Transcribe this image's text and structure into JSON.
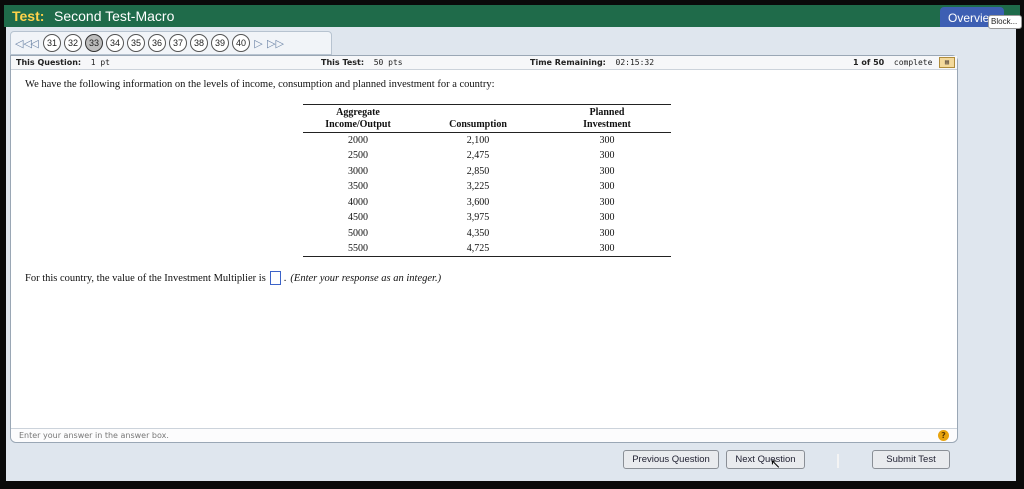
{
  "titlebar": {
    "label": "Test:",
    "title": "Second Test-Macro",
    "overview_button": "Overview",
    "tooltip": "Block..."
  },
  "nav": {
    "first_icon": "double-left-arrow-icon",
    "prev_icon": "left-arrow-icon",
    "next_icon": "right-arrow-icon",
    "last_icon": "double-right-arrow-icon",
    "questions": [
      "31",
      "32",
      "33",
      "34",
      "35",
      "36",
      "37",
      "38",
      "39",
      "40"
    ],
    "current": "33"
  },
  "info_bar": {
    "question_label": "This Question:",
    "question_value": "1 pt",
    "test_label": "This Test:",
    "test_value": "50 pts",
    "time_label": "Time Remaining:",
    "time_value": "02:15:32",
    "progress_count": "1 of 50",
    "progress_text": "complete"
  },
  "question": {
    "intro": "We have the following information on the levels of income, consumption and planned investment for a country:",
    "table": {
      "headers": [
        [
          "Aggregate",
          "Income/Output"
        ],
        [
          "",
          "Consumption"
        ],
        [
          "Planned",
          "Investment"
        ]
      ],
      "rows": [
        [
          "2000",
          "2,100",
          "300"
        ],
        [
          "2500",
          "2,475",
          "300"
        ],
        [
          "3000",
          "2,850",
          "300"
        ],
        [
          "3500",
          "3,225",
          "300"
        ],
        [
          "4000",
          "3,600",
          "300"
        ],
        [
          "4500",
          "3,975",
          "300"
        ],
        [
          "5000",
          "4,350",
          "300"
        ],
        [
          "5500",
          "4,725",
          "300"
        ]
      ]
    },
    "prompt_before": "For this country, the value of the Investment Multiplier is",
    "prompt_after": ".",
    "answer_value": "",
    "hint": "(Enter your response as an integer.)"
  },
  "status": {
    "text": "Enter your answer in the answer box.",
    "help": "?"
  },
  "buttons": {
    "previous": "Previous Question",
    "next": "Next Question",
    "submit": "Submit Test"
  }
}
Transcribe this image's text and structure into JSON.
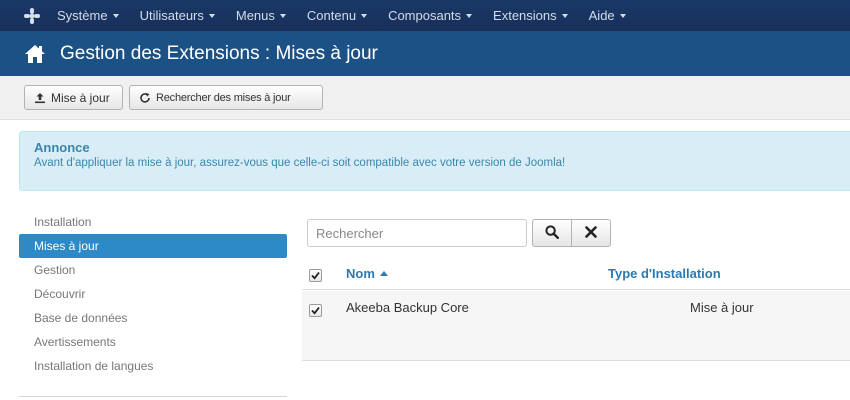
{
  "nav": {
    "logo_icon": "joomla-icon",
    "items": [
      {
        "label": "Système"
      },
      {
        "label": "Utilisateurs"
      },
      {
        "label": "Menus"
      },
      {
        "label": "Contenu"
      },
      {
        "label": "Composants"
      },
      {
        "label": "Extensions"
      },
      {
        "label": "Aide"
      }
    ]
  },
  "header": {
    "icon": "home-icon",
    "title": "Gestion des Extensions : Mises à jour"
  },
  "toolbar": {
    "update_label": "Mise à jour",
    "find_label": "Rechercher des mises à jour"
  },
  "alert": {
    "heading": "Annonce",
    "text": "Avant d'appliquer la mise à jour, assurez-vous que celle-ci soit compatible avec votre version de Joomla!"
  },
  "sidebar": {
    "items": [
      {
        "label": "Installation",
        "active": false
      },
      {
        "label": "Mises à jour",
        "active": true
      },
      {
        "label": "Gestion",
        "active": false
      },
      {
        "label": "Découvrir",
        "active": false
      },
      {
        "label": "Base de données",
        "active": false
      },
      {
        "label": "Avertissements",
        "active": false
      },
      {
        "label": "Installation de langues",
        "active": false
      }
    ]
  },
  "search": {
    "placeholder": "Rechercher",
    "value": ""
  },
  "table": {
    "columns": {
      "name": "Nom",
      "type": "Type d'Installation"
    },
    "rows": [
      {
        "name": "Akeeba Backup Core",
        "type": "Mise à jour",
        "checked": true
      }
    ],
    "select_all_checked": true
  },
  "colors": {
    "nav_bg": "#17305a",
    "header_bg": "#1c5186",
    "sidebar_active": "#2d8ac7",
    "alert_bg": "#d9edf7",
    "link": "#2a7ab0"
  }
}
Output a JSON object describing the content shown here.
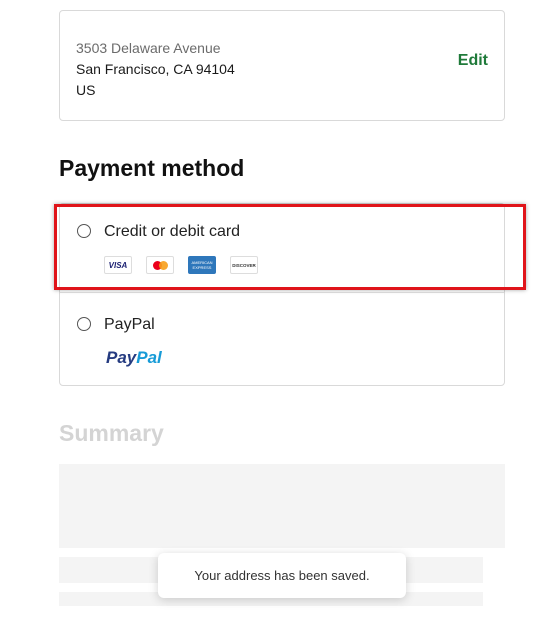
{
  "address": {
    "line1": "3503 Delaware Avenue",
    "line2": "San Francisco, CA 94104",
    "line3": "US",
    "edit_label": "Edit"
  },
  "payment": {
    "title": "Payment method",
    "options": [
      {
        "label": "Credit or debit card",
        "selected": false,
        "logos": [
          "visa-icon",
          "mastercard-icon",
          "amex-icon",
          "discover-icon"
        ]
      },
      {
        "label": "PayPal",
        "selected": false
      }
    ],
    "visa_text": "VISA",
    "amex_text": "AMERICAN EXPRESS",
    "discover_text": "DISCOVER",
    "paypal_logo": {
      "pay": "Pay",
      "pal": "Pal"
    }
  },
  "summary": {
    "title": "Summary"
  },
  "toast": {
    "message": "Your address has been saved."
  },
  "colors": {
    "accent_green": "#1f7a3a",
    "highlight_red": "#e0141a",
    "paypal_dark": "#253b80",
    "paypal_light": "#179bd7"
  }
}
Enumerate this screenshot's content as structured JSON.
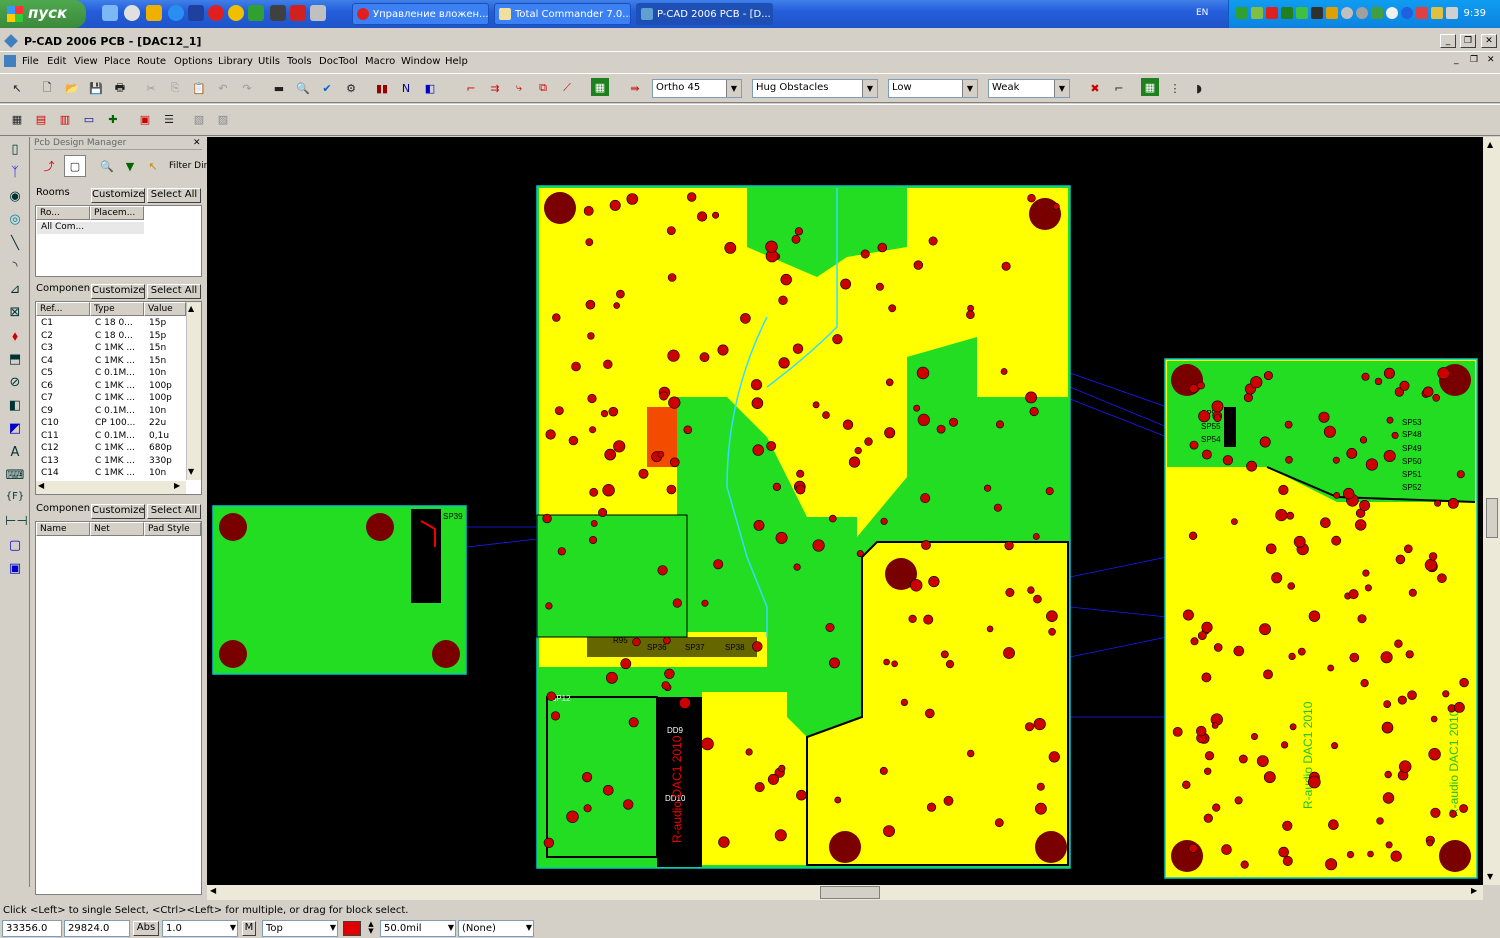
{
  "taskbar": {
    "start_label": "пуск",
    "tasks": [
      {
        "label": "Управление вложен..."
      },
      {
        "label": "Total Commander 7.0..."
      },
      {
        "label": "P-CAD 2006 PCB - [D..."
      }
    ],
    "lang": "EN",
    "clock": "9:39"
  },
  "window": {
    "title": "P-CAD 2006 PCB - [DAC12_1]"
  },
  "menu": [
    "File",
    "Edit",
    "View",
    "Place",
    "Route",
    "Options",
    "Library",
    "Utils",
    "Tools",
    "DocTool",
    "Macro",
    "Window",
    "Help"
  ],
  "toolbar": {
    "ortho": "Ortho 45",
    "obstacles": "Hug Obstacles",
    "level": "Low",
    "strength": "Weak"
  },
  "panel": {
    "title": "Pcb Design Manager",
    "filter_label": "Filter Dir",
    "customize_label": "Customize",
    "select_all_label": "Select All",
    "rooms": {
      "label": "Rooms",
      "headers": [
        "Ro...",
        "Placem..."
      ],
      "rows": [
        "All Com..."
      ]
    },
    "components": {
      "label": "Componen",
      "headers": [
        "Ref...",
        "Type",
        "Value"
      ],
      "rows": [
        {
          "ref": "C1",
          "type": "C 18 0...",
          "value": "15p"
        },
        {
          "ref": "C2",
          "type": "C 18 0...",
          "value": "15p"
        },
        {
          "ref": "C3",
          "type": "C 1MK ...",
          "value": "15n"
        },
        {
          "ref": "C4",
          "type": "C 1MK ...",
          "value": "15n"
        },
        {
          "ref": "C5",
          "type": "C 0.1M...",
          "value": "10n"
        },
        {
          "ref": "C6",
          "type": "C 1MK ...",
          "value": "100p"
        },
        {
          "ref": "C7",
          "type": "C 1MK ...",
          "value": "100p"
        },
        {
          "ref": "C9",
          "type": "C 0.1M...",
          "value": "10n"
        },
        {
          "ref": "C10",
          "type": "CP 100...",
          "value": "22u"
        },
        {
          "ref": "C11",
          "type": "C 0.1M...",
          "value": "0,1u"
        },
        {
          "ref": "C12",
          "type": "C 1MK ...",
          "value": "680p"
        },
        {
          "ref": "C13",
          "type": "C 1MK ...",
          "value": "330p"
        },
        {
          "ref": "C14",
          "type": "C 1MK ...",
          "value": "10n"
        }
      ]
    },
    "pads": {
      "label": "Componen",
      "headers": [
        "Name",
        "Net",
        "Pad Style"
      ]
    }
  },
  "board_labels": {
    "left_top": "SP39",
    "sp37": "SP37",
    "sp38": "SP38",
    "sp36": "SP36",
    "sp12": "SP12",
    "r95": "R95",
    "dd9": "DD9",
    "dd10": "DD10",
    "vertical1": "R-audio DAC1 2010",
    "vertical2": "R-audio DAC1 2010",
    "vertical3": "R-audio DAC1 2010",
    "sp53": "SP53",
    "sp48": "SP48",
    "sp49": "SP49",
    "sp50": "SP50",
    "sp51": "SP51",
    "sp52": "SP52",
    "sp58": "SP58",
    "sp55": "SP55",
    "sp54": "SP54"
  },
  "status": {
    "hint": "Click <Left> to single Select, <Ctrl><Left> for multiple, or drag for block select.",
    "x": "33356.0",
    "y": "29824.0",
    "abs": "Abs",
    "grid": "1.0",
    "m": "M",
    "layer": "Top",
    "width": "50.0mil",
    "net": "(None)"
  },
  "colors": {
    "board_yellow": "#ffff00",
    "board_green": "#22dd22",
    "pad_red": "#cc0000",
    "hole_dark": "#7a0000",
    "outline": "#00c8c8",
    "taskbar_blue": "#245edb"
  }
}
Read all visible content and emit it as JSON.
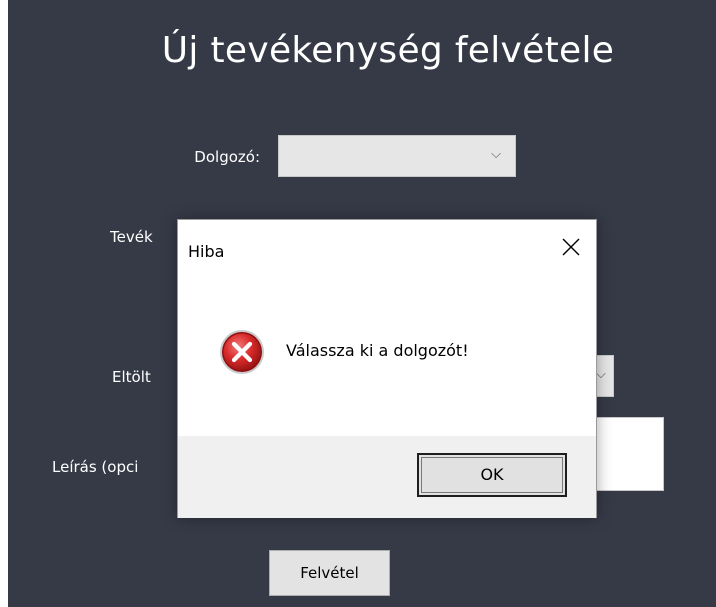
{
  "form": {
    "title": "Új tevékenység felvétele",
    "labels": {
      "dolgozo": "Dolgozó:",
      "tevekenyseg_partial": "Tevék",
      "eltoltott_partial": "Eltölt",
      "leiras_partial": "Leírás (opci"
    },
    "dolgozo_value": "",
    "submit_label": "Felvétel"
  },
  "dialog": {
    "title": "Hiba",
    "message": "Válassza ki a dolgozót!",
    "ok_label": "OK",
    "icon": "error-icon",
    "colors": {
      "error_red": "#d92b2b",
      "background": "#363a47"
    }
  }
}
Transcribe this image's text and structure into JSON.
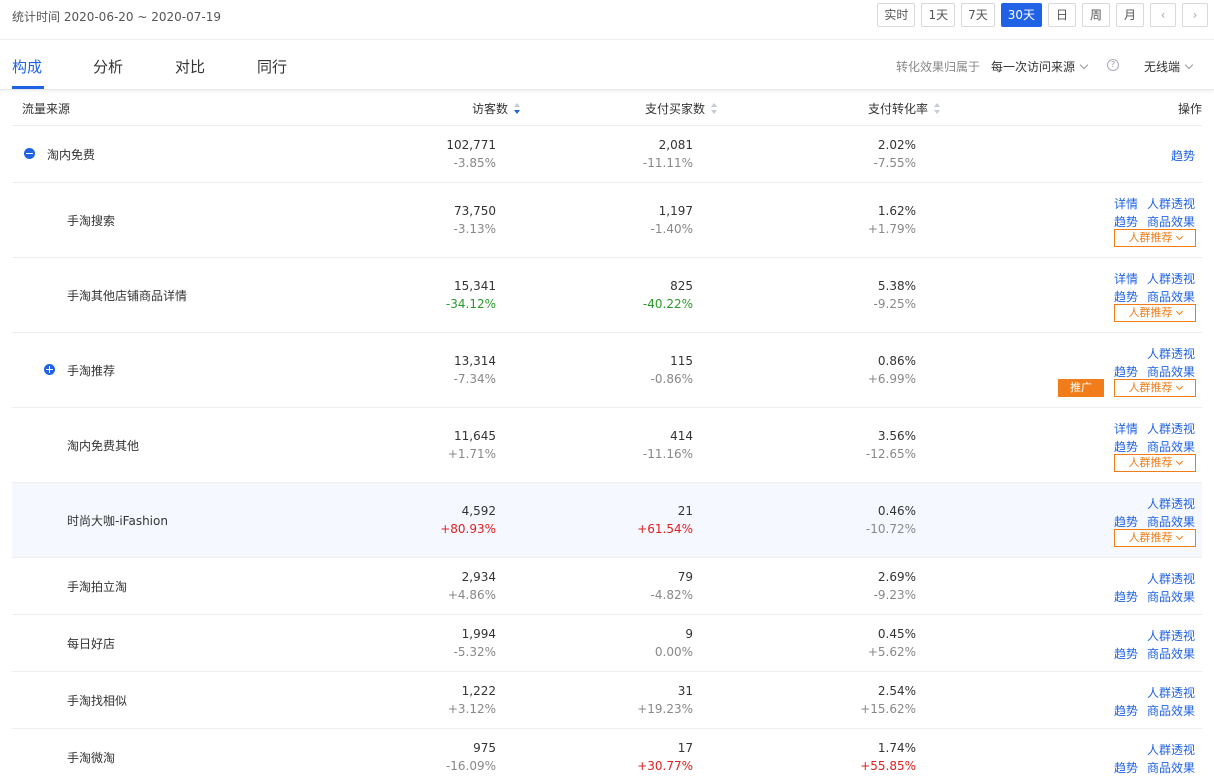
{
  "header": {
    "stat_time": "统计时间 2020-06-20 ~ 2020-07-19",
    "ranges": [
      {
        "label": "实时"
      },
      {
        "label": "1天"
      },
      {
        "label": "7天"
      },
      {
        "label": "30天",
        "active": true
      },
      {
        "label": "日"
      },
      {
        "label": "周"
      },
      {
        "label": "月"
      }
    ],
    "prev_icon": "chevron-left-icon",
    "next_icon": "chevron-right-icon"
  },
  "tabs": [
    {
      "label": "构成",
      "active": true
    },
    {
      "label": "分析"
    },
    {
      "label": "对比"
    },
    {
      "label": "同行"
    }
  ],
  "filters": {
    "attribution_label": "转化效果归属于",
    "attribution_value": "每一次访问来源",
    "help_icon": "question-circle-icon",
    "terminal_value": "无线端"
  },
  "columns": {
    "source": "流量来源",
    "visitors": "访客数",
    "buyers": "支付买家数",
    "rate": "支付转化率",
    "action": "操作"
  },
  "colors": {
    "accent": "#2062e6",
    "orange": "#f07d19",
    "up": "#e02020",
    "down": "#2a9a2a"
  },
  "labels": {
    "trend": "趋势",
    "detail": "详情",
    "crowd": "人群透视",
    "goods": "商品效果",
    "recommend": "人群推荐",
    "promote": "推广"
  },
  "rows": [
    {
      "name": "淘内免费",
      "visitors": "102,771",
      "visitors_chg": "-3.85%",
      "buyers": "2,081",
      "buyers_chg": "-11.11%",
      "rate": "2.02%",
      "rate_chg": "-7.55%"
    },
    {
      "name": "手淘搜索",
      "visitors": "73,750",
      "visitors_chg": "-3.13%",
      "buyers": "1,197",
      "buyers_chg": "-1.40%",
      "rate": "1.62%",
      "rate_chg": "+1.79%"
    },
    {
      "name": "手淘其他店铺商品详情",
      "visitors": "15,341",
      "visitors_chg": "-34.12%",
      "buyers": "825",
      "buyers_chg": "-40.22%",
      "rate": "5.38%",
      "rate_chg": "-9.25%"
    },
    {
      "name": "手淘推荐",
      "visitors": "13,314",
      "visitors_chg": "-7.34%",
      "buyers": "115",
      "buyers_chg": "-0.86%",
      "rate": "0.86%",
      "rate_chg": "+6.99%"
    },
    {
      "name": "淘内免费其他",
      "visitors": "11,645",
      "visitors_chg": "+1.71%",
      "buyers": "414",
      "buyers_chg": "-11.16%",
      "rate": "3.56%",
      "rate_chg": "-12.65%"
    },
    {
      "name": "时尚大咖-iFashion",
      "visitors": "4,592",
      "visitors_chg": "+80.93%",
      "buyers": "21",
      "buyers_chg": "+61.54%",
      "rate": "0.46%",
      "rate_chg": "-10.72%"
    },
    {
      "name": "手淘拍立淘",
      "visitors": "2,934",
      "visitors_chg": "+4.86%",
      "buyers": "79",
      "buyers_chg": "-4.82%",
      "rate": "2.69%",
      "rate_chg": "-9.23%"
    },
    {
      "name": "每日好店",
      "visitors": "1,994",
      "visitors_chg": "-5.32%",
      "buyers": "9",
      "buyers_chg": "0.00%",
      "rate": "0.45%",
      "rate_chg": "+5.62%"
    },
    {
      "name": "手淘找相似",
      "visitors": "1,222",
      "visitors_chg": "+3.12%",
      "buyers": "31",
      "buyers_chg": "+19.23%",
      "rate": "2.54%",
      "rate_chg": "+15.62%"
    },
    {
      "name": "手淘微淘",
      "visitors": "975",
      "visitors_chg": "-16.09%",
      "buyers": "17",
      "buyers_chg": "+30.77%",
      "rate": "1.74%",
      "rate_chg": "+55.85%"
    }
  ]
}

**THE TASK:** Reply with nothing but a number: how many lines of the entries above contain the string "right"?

**SOLUTION TO THIS TASK:** 3